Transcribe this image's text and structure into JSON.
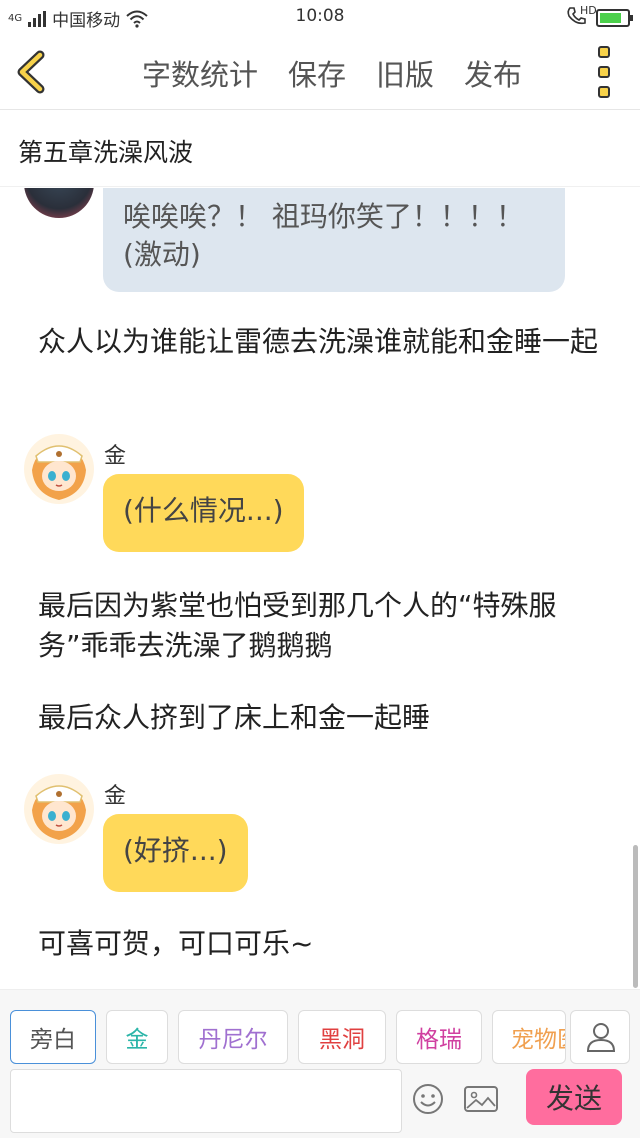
{
  "status_bar": {
    "network": "4G",
    "carrier": "中国移动",
    "time": "10:08",
    "call_badge": "HD",
    "battery_level": 0.8
  },
  "toolbar": {
    "actions": [
      "字数统计",
      "保存",
      "旧版",
      "发布"
    ]
  },
  "chapter": {
    "title": "第五章洗澡风波"
  },
  "content": {
    "bubble_partial": "唉唉唉？！ 祖玛你笑了！！！！(激动)",
    "narration_1": "众人以为谁能让雷德去洗澡谁就能和金睡一起",
    "msg_1": {
      "speaker": "金",
      "text": "(什么情况...)"
    },
    "narration_2": "最后因为紫堂也怕受到那几个人的“特殊服务”乖乖去洗澡了鹅鹅鹅",
    "narration_3": "最后众人挤到了床上和金一起睡",
    "msg_2": {
      "speaker": "金",
      "text": "(好挤...)"
    },
    "narration_4": "可喜可贺，可口可乐~"
  },
  "roles": [
    {
      "label": "旁白",
      "color": "#555555"
    },
    {
      "label": "金",
      "color": "#2bb5a8"
    },
    {
      "label": "丹尼尔",
      "color": "#a070d0"
    },
    {
      "label": "黑洞",
      "color": "#e04040"
    },
    {
      "label": "格瑞",
      "color": "#d040a0"
    },
    {
      "label": "宠物医",
      "color": "#f0a050"
    }
  ],
  "input": {
    "send_label": "发送"
  },
  "colors": {
    "accent_yellow": "#ffd95a",
    "bubble_gray": "#dde6ef",
    "send_pink": "#ff6d9e"
  }
}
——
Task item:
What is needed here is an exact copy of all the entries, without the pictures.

Completed task:
Transcribe this image's text and structure into JSON.
{
  "status_bar": {
    "network": "4G",
    "carrier": "中国移动",
    "time": "10:08",
    "call_badge": "HD",
    "battery_level": 0.8
  },
  "toolbar": {
    "actions": [
      "字数统计",
      "保存",
      "旧版",
      "发布"
    ]
  },
  "chapter": {
    "title": "第五章洗澡风波"
  },
  "content": {
    "bubble_partial": "唉唉唉？！ 祖玛你笑了！！！！(激动)",
    "narration_1": "众人以为谁能让雷德去洗澡谁就能和金睡一起",
    "msg_1": {
      "speaker": "金",
      "text": "(什么情况...)"
    },
    "narration_2": "最后因为紫堂也怕受到那几个人的“特殊服务”乖乖去洗澡了鹅鹅鹅",
    "narration_3": "最后众人挤到了床上和金一起睡",
    "msg_2": {
      "speaker": "金",
      "text": "(好挤...)"
    },
    "narration_4": "可喜可贺，可口可乐~"
  },
  "roles": [
    {
      "label": "旁白",
      "color": "#555555"
    },
    {
      "label": "金",
      "color": "#2bb5a8"
    },
    {
      "label": "丹尼尔",
      "color": "#a070d0"
    },
    {
      "label": "黑洞",
      "color": "#e04040"
    },
    {
      "label": "格瑞",
      "color": "#d040a0"
    },
    {
      "label": "宠物医",
      "color": "#f0a050"
    }
  ],
  "input": {
    "send_label": "发送"
  },
  "colors": {
    "accent_yellow": "#ffd95a",
    "bubble_gray": "#dde6ef",
    "send_pink": "#ff6d9e"
  }
}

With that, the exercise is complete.